The challenge now is to get 1.6 billion candelas per square meter down to something that won’t burn out our sensor. Let’s begin by figuring out how many candelas our sensor can handle – to do this I’m going to start picking some values. I want the lowest amount of amplification – so the lowest ISO I can get. My camera’s lowest setting is ISO 100. Going with a shutter speed around 1/500th a second and an aperture of f/16 we get an Exposure Value (EV) of 17 (using this calculator).
Using an EV to Lux converter we see that an EV of 17 means there are 328,000 Lux entering the Aperture. Since 1 cd/m^2 is one Lux, we need to cut down 1.6 billion lux from the sun down to 328,000 to get the sun at noon to expose a middle gray.
So let’s figure out how many stops our ND filter needs to be – one stop is cutting down the light by half. Dividing the 1.6 billion by 328,000 we get 4878. We need to cut the sun’s power down to about 1/5000 of what it is… Two to the 12th power is 4096 and the 13th power is 8192 – so we want an ND filter some where between 12-13 stops.
I don’t have one of those handy, so I made my own.
I took a 0.9 4×4 ND filter which is 3 stops and stacked three more 0.9 ND gels and one .3 ND (one stop) gel for a total of 13 stops. Using a light meter with a small flash light on the sensor, I registerd 22,000 lx – with the ND stack I registered on 2 lx – a factor of 1/11,000 which given the inaccuracy of my quick and dirty measurement is right in line with what I would expect (2^13 is 8196). I actually went further than the 12-13 stops I originally calculated but that’s fine as I have plenty of room to readjust the exposure (either shutter or aperture) during the actual event. Besides there are other factors that haven’t made into my calculation, like the sun may not be a full 1.6 billion lux during the eclipse and the fact that I probably don’t want the sun to be middle gray. In the end, it’s safer to to underexpose the sun than overexpose and I should have plenty of room to adjust.
And with that I’m ready to shoot the eclipse – I’ll update this some more graphics as I shoot them.
UPDATE – the day started ominously with an overcast sky. But listening to the news I heard the weatherman predict that the sun would break through the marine layer by the time of the event. Only after setting up my camera and studio computer to set a timelapse did the clouds start to part.
Using a 70-200mm zoom lens all the way zoomed in I was able to catch the beginning of the eclipse. My calculations were a bit off – instead of shooting 1/500th at f/16, I ended up settling for 1/1000th at f/16 – Ev18 one stop further than I can anticipated. At this rate there’s about 650,000 lux coming onto the sensor. I suspect my ND stack may not per performing as well as expected – it’s really only giving me 12 stops of protection (if I maintain the sun’s brightness value).

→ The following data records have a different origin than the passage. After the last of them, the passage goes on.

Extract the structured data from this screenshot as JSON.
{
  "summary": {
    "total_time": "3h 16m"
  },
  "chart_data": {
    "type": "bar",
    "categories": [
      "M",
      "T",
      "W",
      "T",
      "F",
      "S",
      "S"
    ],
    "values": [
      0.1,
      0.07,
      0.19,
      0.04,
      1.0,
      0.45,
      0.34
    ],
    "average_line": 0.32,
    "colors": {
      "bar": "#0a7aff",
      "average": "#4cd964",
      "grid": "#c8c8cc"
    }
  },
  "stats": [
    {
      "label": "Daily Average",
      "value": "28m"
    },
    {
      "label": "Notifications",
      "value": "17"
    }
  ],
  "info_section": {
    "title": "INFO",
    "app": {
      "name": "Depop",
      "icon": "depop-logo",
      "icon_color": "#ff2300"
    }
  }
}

Here is an image of the beginning of the eclipse with colors enhanced.